And although his own research has found that exercise is more effective than sleep at reducing premature death by any cause, Professor Emmanuel Stamatakis of the University of Sydney’s School of Public Health is reluctant to compare the two. “But while intense exercise is likely to increase your sleep need over time, the exact amount is unclear. It depends on the athlete.” You know your body best—if after a hard workout day, you tend to wake up feeling groggier than normal, you probably need to nix the pre. It’s continuous poor-quality sleep, that affects your mood, your relationships, your work and even your health over time.

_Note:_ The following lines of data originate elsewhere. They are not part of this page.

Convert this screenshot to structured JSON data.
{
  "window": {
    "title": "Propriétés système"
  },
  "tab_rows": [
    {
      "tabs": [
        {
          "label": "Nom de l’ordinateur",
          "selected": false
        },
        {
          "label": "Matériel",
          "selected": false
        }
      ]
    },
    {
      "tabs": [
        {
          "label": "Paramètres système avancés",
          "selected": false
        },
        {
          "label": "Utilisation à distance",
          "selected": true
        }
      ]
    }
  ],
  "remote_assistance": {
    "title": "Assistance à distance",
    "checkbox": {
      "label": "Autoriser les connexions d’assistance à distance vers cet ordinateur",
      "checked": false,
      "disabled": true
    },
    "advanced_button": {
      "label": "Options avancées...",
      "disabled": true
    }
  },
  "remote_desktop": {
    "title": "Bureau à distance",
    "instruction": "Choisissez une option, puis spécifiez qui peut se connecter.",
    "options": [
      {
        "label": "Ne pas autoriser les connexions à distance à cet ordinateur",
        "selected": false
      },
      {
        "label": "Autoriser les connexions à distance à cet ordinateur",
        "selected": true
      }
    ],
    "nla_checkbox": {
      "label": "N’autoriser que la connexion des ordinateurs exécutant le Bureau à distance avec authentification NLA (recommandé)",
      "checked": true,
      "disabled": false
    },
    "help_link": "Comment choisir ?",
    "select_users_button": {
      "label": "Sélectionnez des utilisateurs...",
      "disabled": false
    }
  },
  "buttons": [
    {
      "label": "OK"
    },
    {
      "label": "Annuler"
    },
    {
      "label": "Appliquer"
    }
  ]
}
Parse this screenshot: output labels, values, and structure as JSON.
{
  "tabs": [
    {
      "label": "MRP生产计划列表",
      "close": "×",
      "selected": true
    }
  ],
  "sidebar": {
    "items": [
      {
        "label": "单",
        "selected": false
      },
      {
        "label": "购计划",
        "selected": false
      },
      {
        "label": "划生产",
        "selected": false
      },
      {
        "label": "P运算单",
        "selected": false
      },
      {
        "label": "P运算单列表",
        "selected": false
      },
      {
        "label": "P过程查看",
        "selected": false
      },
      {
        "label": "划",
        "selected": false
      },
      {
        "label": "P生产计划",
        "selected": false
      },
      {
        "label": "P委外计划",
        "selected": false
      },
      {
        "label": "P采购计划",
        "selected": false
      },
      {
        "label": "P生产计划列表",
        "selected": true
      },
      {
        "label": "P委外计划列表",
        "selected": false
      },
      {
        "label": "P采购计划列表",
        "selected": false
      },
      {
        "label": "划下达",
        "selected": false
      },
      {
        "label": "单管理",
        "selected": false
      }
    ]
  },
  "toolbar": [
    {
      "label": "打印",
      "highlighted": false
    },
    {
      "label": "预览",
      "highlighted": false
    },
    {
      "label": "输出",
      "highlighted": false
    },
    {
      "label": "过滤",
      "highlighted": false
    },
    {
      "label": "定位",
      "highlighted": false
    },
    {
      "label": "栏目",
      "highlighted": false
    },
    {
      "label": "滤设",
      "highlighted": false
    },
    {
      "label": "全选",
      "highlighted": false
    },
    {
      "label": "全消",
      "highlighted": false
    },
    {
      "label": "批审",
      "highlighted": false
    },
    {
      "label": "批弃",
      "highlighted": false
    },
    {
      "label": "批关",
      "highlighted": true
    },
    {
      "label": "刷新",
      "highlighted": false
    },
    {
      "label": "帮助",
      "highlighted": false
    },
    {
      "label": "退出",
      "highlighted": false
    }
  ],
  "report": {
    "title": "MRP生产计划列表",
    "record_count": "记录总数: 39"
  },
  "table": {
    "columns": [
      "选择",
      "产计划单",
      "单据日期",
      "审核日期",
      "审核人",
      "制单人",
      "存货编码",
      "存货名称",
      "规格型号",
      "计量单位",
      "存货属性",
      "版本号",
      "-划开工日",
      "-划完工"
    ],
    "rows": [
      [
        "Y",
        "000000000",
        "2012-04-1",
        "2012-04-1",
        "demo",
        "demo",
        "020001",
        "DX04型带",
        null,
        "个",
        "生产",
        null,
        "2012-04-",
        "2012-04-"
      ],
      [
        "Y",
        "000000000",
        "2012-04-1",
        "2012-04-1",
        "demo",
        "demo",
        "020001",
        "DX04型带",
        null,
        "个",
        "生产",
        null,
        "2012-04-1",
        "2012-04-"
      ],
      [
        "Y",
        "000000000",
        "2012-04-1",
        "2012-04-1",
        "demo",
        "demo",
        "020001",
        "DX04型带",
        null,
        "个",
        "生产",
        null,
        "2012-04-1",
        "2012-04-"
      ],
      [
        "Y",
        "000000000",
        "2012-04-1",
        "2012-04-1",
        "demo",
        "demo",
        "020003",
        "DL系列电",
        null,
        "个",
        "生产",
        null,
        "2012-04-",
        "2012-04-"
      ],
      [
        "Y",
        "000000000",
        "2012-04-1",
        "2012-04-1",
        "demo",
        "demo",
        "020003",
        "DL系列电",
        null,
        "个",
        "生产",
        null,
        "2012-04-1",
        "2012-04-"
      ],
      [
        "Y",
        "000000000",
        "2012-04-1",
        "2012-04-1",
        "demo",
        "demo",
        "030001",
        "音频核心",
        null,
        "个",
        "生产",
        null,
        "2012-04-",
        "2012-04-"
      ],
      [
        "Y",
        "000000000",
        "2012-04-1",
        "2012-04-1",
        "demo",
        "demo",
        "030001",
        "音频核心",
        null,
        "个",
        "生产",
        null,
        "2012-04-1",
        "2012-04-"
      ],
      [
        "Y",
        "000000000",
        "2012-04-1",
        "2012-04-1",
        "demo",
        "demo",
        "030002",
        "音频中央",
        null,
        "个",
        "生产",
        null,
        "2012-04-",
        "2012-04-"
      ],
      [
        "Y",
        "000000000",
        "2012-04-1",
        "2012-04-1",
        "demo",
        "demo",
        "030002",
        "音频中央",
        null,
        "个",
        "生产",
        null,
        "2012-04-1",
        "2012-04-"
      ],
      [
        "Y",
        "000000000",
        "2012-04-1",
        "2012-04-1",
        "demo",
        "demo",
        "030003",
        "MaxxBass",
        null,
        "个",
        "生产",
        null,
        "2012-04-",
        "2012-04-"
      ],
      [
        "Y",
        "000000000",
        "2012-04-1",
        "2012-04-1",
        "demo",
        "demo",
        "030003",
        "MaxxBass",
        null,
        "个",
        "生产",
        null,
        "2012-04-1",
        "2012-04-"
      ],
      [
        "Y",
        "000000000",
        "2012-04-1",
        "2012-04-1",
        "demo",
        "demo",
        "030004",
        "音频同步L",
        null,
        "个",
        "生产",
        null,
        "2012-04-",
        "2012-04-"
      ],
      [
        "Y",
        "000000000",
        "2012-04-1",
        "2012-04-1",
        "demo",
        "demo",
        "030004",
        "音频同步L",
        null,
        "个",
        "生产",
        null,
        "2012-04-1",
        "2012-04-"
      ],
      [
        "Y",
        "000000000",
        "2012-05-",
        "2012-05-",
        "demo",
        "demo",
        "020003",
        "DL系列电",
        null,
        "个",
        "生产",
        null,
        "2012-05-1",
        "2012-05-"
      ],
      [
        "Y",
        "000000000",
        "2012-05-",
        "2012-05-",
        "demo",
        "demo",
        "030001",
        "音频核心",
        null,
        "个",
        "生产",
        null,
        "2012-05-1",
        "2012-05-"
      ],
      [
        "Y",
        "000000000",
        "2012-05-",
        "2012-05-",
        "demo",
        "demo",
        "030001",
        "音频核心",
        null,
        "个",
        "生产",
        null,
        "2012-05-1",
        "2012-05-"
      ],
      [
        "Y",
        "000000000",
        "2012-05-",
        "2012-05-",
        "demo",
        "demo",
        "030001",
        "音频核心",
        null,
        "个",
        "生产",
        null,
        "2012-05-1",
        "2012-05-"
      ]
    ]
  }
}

It’s not getting as much sleep as you need, every single night.
And in the case of sleep vs exercise, sleep should be the one that wins, every time. FREE (and PERSONALIZED) Health and Wellness Articles. If you’ve got an hour or less and are contemplating sleep versus staying awake, choosing sleep is always the best route to take. Keep in mind that 90 minutes would serve you best in this situation, but some sleep is better than none. A quick 20-minute power nap is probably the best choice if you can’t commit to sleeping for a full cycle.
Athletes in training should sleep about an hour extra. You can go to sleep earlier, or take an afternoon nap, says Jim Thornton, president of the National Athletic Trainers’ Association. How Sleep.
List of related literature:
|from The Hormone Diet: A 3-Step Program to Help You Lose Weight, Gain Strength, and Live Younger Longer|
|from Behavioral Treatments for Sleep Disorders: A Comprehensive Primer of Behavioral Sleep Medicine Interventions|
|from The Insomnia Workbook: A Comprehensive Guide to Getting the Sleep You Need|
|from Medicare For Dummies|
|from I Can Make You Sleep|
|from Seth Speaks (A Seth Book): The Eternal Validity of the Soul|
|from Beyond Training: Mastering Endurance, Health & Life|
|from Constructive Living|
|from Fighting Invisible Tigers: Stress Management for Teens: Easyread Super Large 24pt Edition|
|from The Migraine Brain: Your Breakthrough Guide to Fewer Headaches, Better Health|